Mask of the Rose, my most-anticipated game of 2023, just got delayed

Mask of the Rose, Failbetter Games' eldritch dating sim and my most-anticipated game of 2023, has been hit by another delay. Originally intended for an autumn release last year, it got punted to this April after the studio noticed how much stress its devs were under, and now it's scooted back a little further to June 8 this year.

"Being a perspicacious kind of person, you’ll notice that the 8th of June is very much not in April," said Failbetter in an announcement on Steam, and it's apparently down to bugs in the game's UI. Although Failbetter thought the game could work well enough with regular "visual novel interface conventions" at first, playtesting revealed that changes would need to be made to help players "navigate this vast web of choices."

Those changes have already been made, but—being quite profound and sprawling—they've introduced a bunch of bugs that Failbetter has to spend some time ironing out. "The trouble is," reads the announcement, "that in a game where the narrative is this flexible and procedural, these features open up a tremendous space for bugs."

The announcement continues that, because "You can meet characters in different orders, important information can be conveyed in multiple different conversations, and the story can vary a lot in how the parts are connected together," the studio has to account for a "huge number of variables and ensure the combinations are functional and satisfying." That's a fair chunk of work, naturally, so the devs are gonna take an extra two months to (hopefully) get all those ducks in a row.

It's disappointing, of course, but scarred as I am by ambitious, choice-heavy games that got  rushed out the door in a less-than-exemplary state (what used to be known as 'Obsidian games'), I think I can stand the extra wait. Between now and June, you can keep track of Mask of the Rose over on Steam.

Joshua Wolens
News Writer

One of Josh's first memories is of playing Quake 2 on the family computer when he was much too young to be doing that, and he's been irreparably game-brained ever since. His writing has been featured in Vice, Fanbyte, and the Financial Times. He'll play pretty much anything, and has written far too much on everything from visual novels to Assassin's Creed.
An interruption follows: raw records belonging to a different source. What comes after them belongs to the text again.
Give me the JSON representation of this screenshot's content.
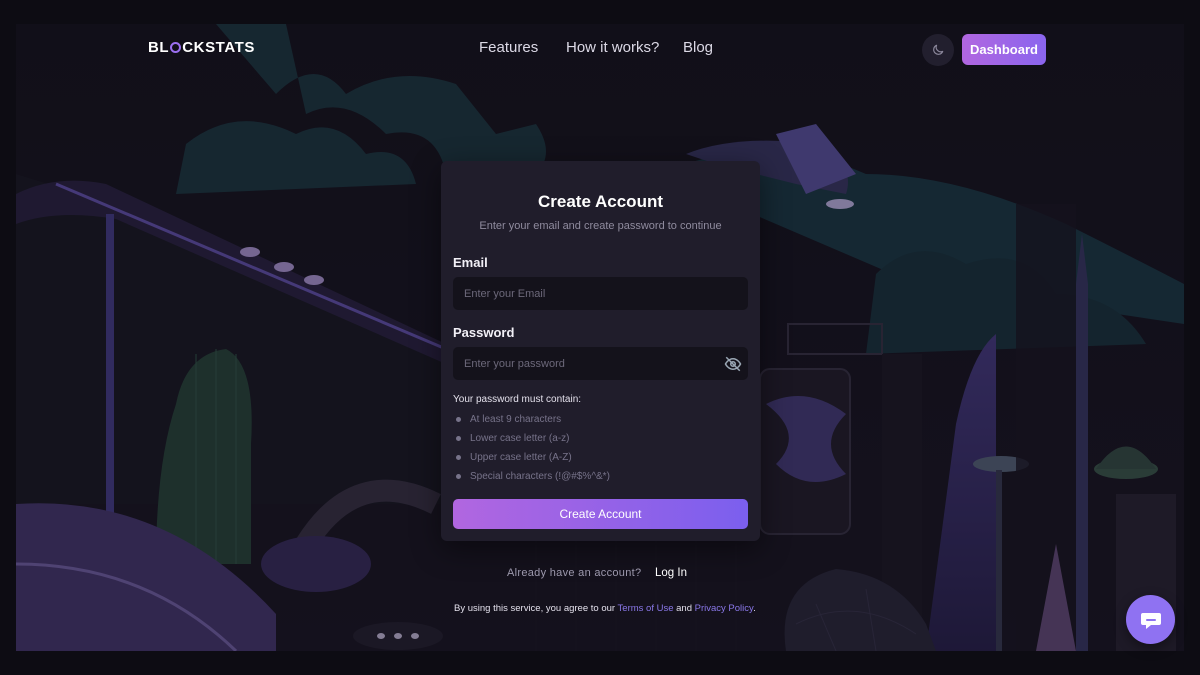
{
  "brand": {
    "name_start": "BL",
    "name_end": "CKSTATS"
  },
  "nav": {
    "features": "Features",
    "how_it_works": "How it works?",
    "blog": "Blog",
    "dashboard": "Dashboard"
  },
  "form": {
    "title": "Create Account",
    "subtitle": "Enter your email and create password to continue",
    "email_label": "Email",
    "email_placeholder": "Enter your Email",
    "password_label": "Password",
    "password_placeholder": "Enter your password",
    "rules_title": "Your password must contain:",
    "rules": [
      "At least 9 characters",
      "Lower case letter (a-z)",
      "Upper case letter (A-Z)",
      "Special characters (!@#$%^&*)"
    ],
    "submit": "Create Account"
  },
  "footer": {
    "already": "Already have an account?",
    "login": "Log In",
    "terms_prefix": "By using this service, you agree to our ",
    "terms_link": "Terms of Use",
    "and": " and ",
    "privacy_link": "Privacy Policy",
    "terms_suffix": "."
  },
  "icons": {
    "theme": "moon-icon",
    "password_toggle": "eye-off-icon",
    "chat": "chat-bubble-icon"
  },
  "colors": {
    "accent_start": "#b166e0",
    "accent_end": "#7b5fee",
    "link": "#8a78e8",
    "background": "#15131d",
    "card": "#201d2b"
  }
}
His most profound loves are for CRPGs, immersive sims, and any game whose ambition outstrips its budget. He thinks you're all far too mean about Deus Ex: Invisible War.